Saint Teresa of Avila
- Category : Religion-Saint-Stigmatist
- Type : GP
- Profile : 2/4 - Hermit / Opportunist
- Definition : Single
- Incarnation Cross : RAX Penetration 1
Spanish author and religious leader. After spending a pleasant childhood with religious parents, she became a postulate in the Carmelite order at age 20. Her devotion increased when she had a period of illness and she began to experience voices and visions. She wrote that in the hands of a beautiful angel, he held "a large golden dart and at the end of the iron tip there appeared to be a little fire. It seemed to me this angel plunged the dart several times into my heart and that it reached deep within me. When he drew it out, I thought he was carrying off with him the deepest part of me, and he left me all on fire with great love of God. The pain was so great it made me moan, and the sweetness this greatest pain caused me was so superabundant that there is no desire capable of taking it away; nor is the soul content with less than God."
She founded a Spartan reformation order in 1556 and opened 16 missions. Feeling that the nuns had become too complacent and the nunneries little more than comfortable stations of retirement, she insisted on poverty, humility and chastity. In 1565, she wrote "The Interior Castle."
Teresa of Avila died on 10/04/1582 OS, Avila, Spain. Beatified in 1614, she was canonized in 1622.
Her heart has been meticulously preserved and kept on display in the Carmelite Church of Alba de Tormes. A surgeon in the late '60s wrote, "A transverse opening or gash can be noticed in the upper anterior quarter of the heart ... it penetrates the tissue and the ventricles.. . . . All along the wound can easily be seen traces of combustion." Three doctors from the University of Salamanca certify that the three hundred year old organ could not be preserved by any chemical product or even natural process.

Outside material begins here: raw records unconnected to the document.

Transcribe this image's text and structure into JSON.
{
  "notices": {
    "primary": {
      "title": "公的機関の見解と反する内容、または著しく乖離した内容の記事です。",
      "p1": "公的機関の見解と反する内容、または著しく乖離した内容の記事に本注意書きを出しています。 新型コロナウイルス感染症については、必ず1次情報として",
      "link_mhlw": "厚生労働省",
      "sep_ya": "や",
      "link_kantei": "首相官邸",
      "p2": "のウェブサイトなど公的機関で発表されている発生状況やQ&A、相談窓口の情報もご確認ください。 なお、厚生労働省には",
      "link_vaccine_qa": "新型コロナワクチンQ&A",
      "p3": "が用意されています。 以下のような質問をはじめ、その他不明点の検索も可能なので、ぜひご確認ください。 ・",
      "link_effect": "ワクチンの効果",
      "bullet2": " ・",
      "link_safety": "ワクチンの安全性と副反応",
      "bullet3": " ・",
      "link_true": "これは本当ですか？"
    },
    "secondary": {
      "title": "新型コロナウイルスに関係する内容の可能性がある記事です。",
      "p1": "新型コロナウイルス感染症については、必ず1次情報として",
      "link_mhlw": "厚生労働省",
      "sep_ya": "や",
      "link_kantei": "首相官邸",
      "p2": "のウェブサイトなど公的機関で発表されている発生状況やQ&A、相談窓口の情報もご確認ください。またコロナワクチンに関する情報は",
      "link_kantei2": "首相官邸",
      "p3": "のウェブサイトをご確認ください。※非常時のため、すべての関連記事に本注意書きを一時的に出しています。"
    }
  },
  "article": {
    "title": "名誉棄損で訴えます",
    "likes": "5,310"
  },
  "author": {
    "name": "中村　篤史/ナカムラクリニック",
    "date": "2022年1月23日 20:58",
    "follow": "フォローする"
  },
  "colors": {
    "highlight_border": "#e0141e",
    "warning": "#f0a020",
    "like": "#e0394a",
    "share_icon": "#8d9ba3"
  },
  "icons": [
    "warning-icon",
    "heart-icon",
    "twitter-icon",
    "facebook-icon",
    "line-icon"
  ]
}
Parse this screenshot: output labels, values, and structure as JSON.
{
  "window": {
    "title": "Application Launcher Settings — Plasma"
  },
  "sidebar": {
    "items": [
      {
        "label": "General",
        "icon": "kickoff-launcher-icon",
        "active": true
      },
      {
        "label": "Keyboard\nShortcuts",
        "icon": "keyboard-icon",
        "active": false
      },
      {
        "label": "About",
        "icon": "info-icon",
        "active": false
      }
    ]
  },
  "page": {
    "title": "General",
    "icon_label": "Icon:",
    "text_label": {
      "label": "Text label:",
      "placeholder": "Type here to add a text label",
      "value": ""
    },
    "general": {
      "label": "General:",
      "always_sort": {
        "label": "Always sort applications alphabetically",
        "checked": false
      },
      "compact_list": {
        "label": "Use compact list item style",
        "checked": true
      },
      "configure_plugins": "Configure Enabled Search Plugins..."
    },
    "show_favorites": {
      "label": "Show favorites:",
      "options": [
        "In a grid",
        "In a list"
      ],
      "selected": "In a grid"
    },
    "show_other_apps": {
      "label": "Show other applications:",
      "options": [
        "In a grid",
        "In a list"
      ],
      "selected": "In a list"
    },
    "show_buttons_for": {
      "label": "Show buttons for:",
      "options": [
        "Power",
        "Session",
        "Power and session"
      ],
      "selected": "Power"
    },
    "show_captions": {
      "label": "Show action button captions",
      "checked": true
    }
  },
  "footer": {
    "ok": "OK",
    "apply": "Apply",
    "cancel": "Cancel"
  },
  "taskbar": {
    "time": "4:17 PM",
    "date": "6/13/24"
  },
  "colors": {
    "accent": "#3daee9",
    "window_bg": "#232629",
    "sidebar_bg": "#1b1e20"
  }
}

The "incorruptibility of the flesh," when a cadaver does not follow the natural laws of decay but remains fresh and firm, is considered one of the indications of sainthood.
Her fate after death nonetheless remains a gruesome tale. Sister Ana de San Bartolome recounts the story. "On July 4, 1583, nine months after her death, her coffin was opened. The lid was broken and the odor of humidity was very strong. Her holy body was covered by the earth that had fallen into the moldy coffin, but was as healthy and whole as if she had been buried the night before." But her perfect body did nor remain so for long, for exactly because of its condition and pleasant odor, various orders and churches literally tore away - in the literal meaning of the word - the limbs. Marcelle Auclair wrote, "The right foot and a portion of the upper jaw are in Rome, the left hand in Lisbon, and the right hand, left eye, fingers and shred of flesh are all over Spain and doubtless of Christendom."